Think Porsche and Le Mans in the early 1980s, and the utter domination of the Group C Porsche 956 racers may spring to mind. But in the Group B class reserved for GT cars, behind all the sleek BMW M1s and well-developed 911 Turbos, there was something rather unusual running. Both in 1983 and 1984, a French driver raced at the 8.5-mile la Sarthe circuit in a Porsche 928S. It turned out to be the only 928 to ever compete in the 24 Hours of Le Mans.
After those two attempts, that shark-nosed Porsche never raced again. Instead, the car was stored for decades in the workshop of the man who raced it back in the day, Raymond Boutinaud. But in 2015, he decided it was time to pull the dust cover off of his V8-powered endurance-racing machine so that he could restore it to its former glory. After a two-year nut-and-bolt rebuild, Boutinaud invited us to Paris to be the first to see his refreshed 928. He also wanted to tell us the full, never-before-published story of his historic Porsche.
Boutinaud started building and racing Porsches back in the 1970s. He financed his on-track activity via funds generated through his own garage on the outskirts of Paris where he serviced and modified clients’ road and race cars.
In 1982, Boutinaud bought himself a brand-new 928S. He, like most Porsche owners, enjoyed the power and handling his sports car delivered at track days. But he couldn’t help wonder what the 928 would be like if it were made into a fully prepared race car.

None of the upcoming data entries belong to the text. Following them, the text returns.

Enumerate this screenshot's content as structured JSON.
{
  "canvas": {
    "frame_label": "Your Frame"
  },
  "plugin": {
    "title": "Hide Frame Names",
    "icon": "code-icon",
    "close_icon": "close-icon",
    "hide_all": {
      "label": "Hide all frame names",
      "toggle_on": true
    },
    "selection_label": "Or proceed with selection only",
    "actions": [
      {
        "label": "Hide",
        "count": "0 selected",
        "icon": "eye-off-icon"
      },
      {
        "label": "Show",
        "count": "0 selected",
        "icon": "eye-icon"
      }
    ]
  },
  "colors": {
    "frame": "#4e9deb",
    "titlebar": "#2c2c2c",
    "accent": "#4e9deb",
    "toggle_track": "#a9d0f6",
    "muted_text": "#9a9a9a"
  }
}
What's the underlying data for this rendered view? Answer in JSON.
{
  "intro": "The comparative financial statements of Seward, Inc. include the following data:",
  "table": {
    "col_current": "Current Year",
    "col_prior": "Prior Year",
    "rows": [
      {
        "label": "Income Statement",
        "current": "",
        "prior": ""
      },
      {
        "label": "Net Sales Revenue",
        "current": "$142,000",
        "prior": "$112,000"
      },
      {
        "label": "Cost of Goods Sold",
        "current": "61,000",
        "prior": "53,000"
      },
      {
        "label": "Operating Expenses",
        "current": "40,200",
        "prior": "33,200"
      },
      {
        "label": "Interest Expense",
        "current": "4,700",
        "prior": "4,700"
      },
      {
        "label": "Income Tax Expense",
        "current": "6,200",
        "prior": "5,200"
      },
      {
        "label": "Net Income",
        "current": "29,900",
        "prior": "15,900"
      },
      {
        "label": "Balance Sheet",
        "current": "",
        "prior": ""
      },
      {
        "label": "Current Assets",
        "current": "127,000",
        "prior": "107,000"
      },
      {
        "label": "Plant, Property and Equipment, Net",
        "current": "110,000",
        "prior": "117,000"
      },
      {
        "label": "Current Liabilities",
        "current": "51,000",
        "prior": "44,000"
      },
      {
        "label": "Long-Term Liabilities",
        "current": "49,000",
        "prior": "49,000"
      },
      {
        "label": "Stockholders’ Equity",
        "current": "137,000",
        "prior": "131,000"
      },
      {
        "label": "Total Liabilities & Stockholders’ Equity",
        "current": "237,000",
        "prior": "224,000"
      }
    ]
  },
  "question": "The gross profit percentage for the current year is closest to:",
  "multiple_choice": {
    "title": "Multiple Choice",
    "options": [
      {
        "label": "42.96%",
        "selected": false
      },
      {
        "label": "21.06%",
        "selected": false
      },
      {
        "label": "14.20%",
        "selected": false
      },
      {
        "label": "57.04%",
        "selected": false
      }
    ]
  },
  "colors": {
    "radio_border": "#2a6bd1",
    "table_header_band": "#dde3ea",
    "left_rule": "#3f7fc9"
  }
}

Stripped of excess weight, tuned, and set up for maximum performance, Boutinaud reckoned that the 928 could make a serious run at the 911s that showed up to Le Mans in droves. Perhaps somewhat surprisingly, the organizers of Le Mans like this idea since it added variety to the starting grid.
Porsche’s motorsport department was also keen on the idea of a privateer developing the 928 for competition. Racer and Porsche engineer Jürgen Barth himself became the overseer of the project. When asked today what he recalls about Boutinaud’s Le Mans 928S, Barth says: “We helped a bit at the time with the Le Mans 928 using info we had from the 928 Günter Steckkönig was driving in the VLN (Association of Nürburgring Endurance Cup Organizers) series. But Raymond mainly did it all himself.”
Turning a road car that you could drive to work into an endurance racer did pose some challenges. Porsche had already gotten the 928S homologated for Group B racing in 1982 in hopes that independent racers would run it. Even so, the Automobile Club de l’Ouest organizing entity didn’t give final approval of Boutinaud’s car—delaying the build—until two months before the race in 1983.
From Street Car to Racing Machine